Admission, Review, and Dismissal Committee Meetings

An Admission, Review, and Dismissal (ARD) Committee includes both school staff and the parents of a student with a disability. The ARD Committee is the group that discusses and decides where the student is educated and the type and amount of special education and related services provided. For example, if the parents wanted to discuss services for their child who is medically fragile in light of the outbreak, then they may request an ARD Committee meeting. The school may hold a virtual meeting allowing remote participation to practice social distancing during the outbreak.

Review and Revision of IEPs

A student’s IEP contains important information about the student, including where the student is educated and the type and amount of special education and related services provided. The school and parents must review and update the IEP at least once a year. If a change is needed or approved sooner, such as during the same school year, the school and parents must revise the IEP. For example, if the school wanted to move a student to a homebound placement because of the outbreak, then the student’s ARD Committee must amend the IEP.

Online Instruction

Online instruction is teaching through technology when the teacher and student are in separate places. Online instruction is an option for the school to deliver academic and some nonacademic content to a student with a disability while the student is on a homebound placement. For example, if the school were closed because of the outbreak and provided instruction to the student in a virtual manner through the internet, then the school must ensure that the delivery of instruction is accessible. The school must also ensure that the online instruction affords the student an equal opportunity to obtain the same result, to gain the same benefit, or to reach the same level of achievement as that provided to others. Accessibility and equal opportunity issues might range from captioning of a live lecture to adaption of methods for the student to demonstrate content knowledge.

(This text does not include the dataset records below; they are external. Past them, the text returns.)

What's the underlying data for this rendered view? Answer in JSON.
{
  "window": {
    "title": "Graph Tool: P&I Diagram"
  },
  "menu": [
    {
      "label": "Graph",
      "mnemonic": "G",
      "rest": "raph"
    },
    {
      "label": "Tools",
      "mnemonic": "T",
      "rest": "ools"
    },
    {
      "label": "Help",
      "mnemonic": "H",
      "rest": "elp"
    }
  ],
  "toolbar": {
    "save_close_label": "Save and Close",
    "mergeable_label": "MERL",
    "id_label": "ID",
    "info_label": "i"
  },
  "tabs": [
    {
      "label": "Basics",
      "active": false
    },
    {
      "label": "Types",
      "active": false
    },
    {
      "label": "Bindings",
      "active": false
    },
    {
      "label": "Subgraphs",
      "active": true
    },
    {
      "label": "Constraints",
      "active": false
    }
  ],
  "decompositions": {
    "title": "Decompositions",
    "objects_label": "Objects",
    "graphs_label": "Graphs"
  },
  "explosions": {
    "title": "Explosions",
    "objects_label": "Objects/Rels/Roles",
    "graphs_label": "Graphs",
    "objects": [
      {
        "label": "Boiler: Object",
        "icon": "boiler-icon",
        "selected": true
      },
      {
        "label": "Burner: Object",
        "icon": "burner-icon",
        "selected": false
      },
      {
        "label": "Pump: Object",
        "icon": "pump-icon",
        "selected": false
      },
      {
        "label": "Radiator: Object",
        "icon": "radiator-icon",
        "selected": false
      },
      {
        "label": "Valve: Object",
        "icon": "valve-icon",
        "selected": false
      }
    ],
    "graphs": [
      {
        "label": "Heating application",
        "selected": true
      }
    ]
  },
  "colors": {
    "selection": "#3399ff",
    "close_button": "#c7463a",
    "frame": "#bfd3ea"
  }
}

Reevaluations

A reevaluation is a new round of testing and assessment of a student with a disability. The school must reevaluate a student at least once every three years. The school should also revaluate a student anytime it determines that the educational or related service needs of the student warrant a reevaluation. Parents may also request a reevaluation. For example, if the school were closed for an extended period and no special education services were provided because of the outbreak, then the school should seek parental permission to reevaluate the student upon returning to school for regression of skills. If parents requested a reevaluation and the school refused, the school must give the parent a prior written notice explaining why the request was denied.

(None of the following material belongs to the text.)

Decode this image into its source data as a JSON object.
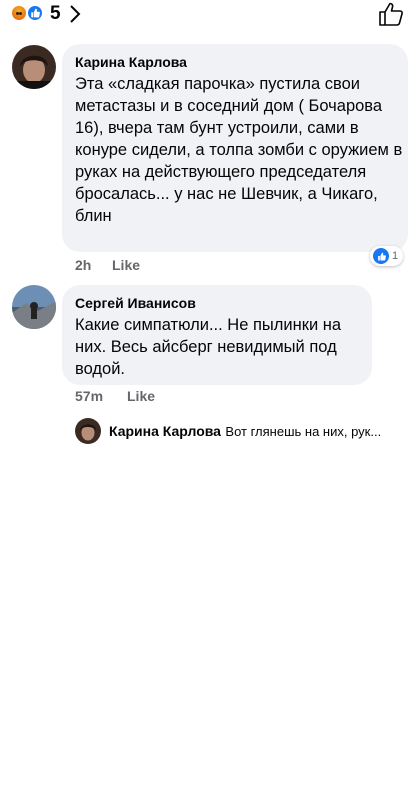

Compensatory Services and Extended School Year Services

Compensatory services are extra services provided by the school to return a student with a disability to a level of educational progress which the student should have attained but could not because of a failure by the school. Extended school year services are special education services provided beyond the normal school year. For example, if the school were closed for an extended period and no special education services were provided because of the outbreak, then the school should provide compensatory services so the student may catch up and reach IEP goals. The school should offer extended school year services if the student has exhibited, or reasonably may be expected to exhibit, severe or substantial regression that cannot be recouped within a reasonable period of time. If the school does not propose making up services not delivered, parents may request compensatory services for the failure to implement provisions of the IEP.

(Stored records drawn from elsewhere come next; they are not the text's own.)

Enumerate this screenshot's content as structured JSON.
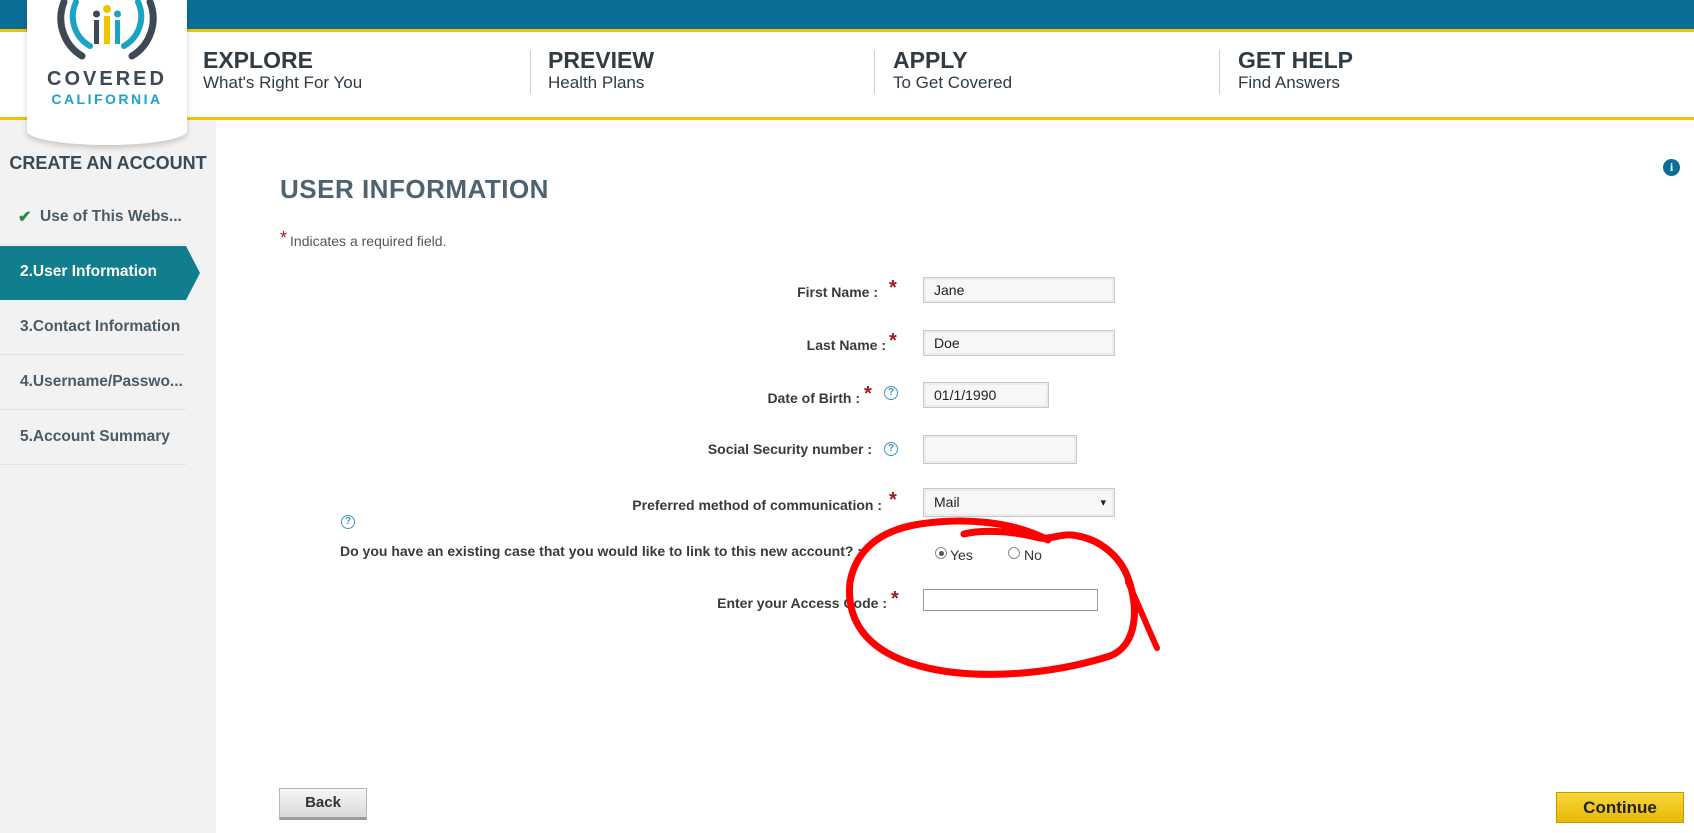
{
  "brand": {
    "name_line1": "COVERED",
    "name_line2": "CALIFORNIA",
    "primary_color": "#0a6e97",
    "accent_color": "#f2c400",
    "teal_color": "#107e8d"
  },
  "nav": [
    {
      "title": "EXPLORE",
      "subtitle": "What's Right For You"
    },
    {
      "title": "PREVIEW",
      "subtitle": "Health Plans"
    },
    {
      "title": "APPLY",
      "subtitle": "To Get Covered"
    },
    {
      "title": "GET HELP",
      "subtitle": "Find Answers"
    }
  ],
  "sidebar": {
    "title": "CREATE AN ACCOUNT",
    "items": [
      {
        "label": "Use of This Webs...",
        "state": "completed",
        "icon": "checkmark-icon"
      },
      {
        "label": "2.User Information",
        "state": "active"
      },
      {
        "label": "3.Contact Information",
        "state": "pending"
      },
      {
        "label": "4.Username/Passwo...",
        "state": "pending"
      },
      {
        "label": "5.Account Summary",
        "state": "pending"
      }
    ]
  },
  "main": {
    "title": "USER INFORMATION",
    "required_star": "*",
    "required_note": "Indicates a required field.",
    "fields": {
      "first_name": {
        "label": "First Name :",
        "value": "Jane",
        "required": true
      },
      "last_name": {
        "label": "Last Name :",
        "value": "Doe",
        "required": true
      },
      "dob": {
        "label": "Date of Birth :",
        "value": "01/1/1990",
        "required": true,
        "help": "?"
      },
      "ssn": {
        "label": "Social Security number :",
        "value": "",
        "required": false,
        "help": "?"
      },
      "communication": {
        "label": "Preferred method of communication :",
        "value": "Mail",
        "required": true,
        "caret": "▾"
      },
      "existing_case": {
        "label": "Do you have an existing case that you would like to link to this new account? :",
        "help": "?",
        "options": [
          "Yes",
          "No"
        ],
        "selected": "Yes"
      },
      "access_code": {
        "label": "Enter your Access Code :",
        "value": "",
        "required": true
      }
    }
  },
  "info_icon": "i",
  "buttons": {
    "back": "Back",
    "continue": "Continue"
  },
  "annotation": {
    "type": "hand-drawn circle",
    "color": "#ff0000",
    "target": "access-code-field"
  }
}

Additional Resources:

 


Disability Rights Texas logo

www.DRTx.org
Intake: 1-800-252-9108
Main Line: 512-454-4816

Disclaimer: Disability Rights Texas strives to update its materials on an annual basis, and this handout is based upon the law at the time it was written. The law changes frequently and is subject to various interpretations by different courts. Future changes in the law may make some information in this handout inaccurate.

The handout is not intended to and does not replace an attorney’s advice or assistance based on your particular situation.